## REQUIRED WORK
Could you return every record below word for word, leaving out the pictures?

## MATERIAL TO PROCESS

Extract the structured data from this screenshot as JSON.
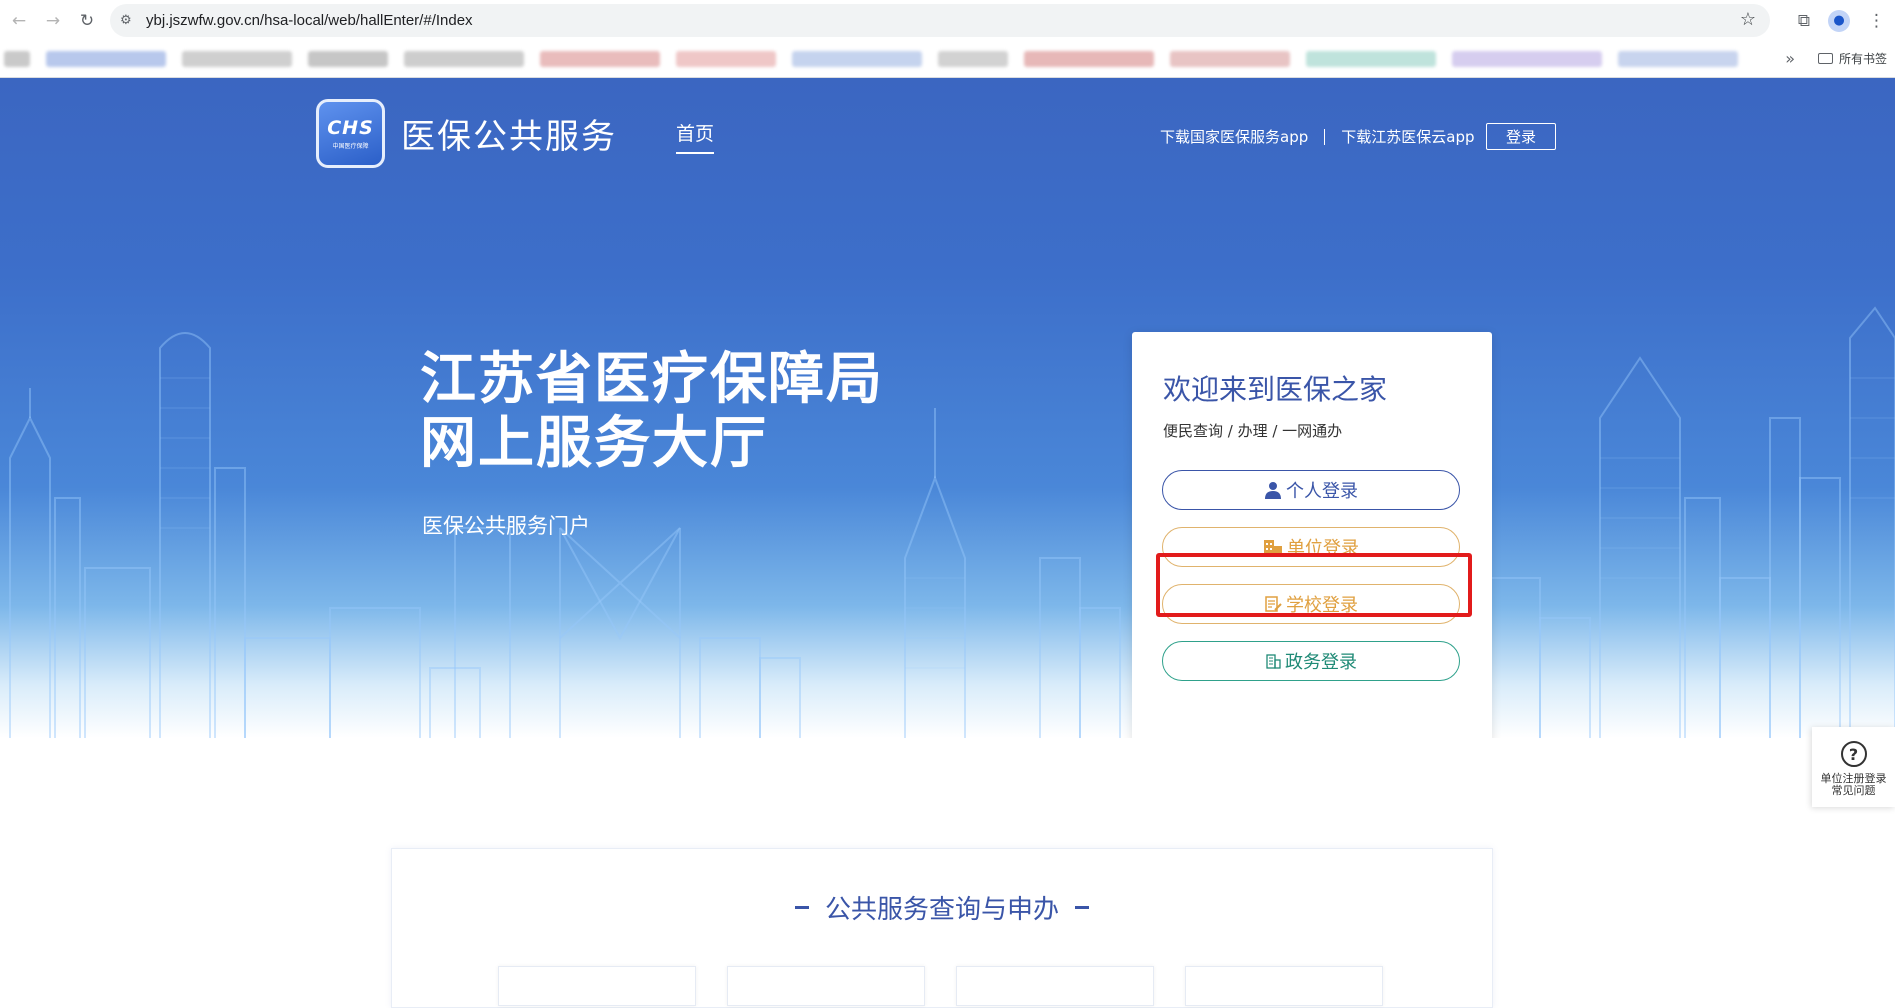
{
  "browser": {
    "url": "ybj.jszwfw.gov.cn/hsa-local/web/hallEnter/#/Index",
    "bookmarks_folder": "所有书签"
  },
  "header": {
    "brand": "医保公共服务",
    "logo_text": "CHS",
    "logo_sub": "中国医疗保障",
    "nav_home": "首页",
    "download_national": "下载国家医保服务app",
    "download_jiangsu": "下载江苏医保云app",
    "login": "登录"
  },
  "hero": {
    "title_line1": "江苏省医疗保障局",
    "title_line2": "网上服务大厅",
    "subtitle": "医保公共服务门户"
  },
  "login_card": {
    "title": "欢迎来到医保之家",
    "subtitle": "便民查询 / 办理 / 一网通办",
    "personal_login": "个人登录",
    "unit_login": "单位登录",
    "school_login": "学校登录",
    "gov_login": "政务登录"
  },
  "help_widget": {
    "line1": "单位注册登录",
    "line2": "常见问题"
  },
  "service": {
    "title": "公共服务查询与申办"
  },
  "colors": {
    "primary": "#3a55a8",
    "unit_accent": "#e0a040",
    "gov_accent": "#1f8a76",
    "highlight": "#e21b1b"
  }
}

## SOLUTION FOR THIS TASK
Extract the structured data from this screenshot as JSON.
{
  "browser": {
    "url": "ybj.jszwfw.gov.cn/hsa-local/web/hallEnter/#/Index",
    "bookmarks_folder": "所有书签"
  },
  "header": {
    "brand": "医保公共服务",
    "logo_text": "CHS",
    "logo_sub": "中国医疗保障",
    "nav_home": "首页",
    "download_national": "下载国家医保服务app",
    "download_jiangsu": "下载江苏医保云app",
    "login": "登录"
  },
  "hero": {
    "title_line1": "江苏省医疗保障局",
    "title_line2": "网上服务大厅",
    "subtitle": "医保公共服务门户"
  },
  "login_card": {
    "title": "欢迎来到医保之家",
    "subtitle": "便民查询 / 办理 / 一网通办",
    "personal_login": "个人登录",
    "unit_login": "单位登录",
    "school_login": "学校登录",
    "gov_login": "政务登录"
  },
  "help_widget": {
    "line1": "单位注册登录",
    "line2": "常见问题"
  },
  "service": {
    "title": "公共服务查询与申办"
  },
  "colors": {
    "primary": "#3a55a8",
    "unit_accent": "#e0a040",
    "gov_accent": "#1f8a76",
    "highlight": "#e21b1b"
  }
}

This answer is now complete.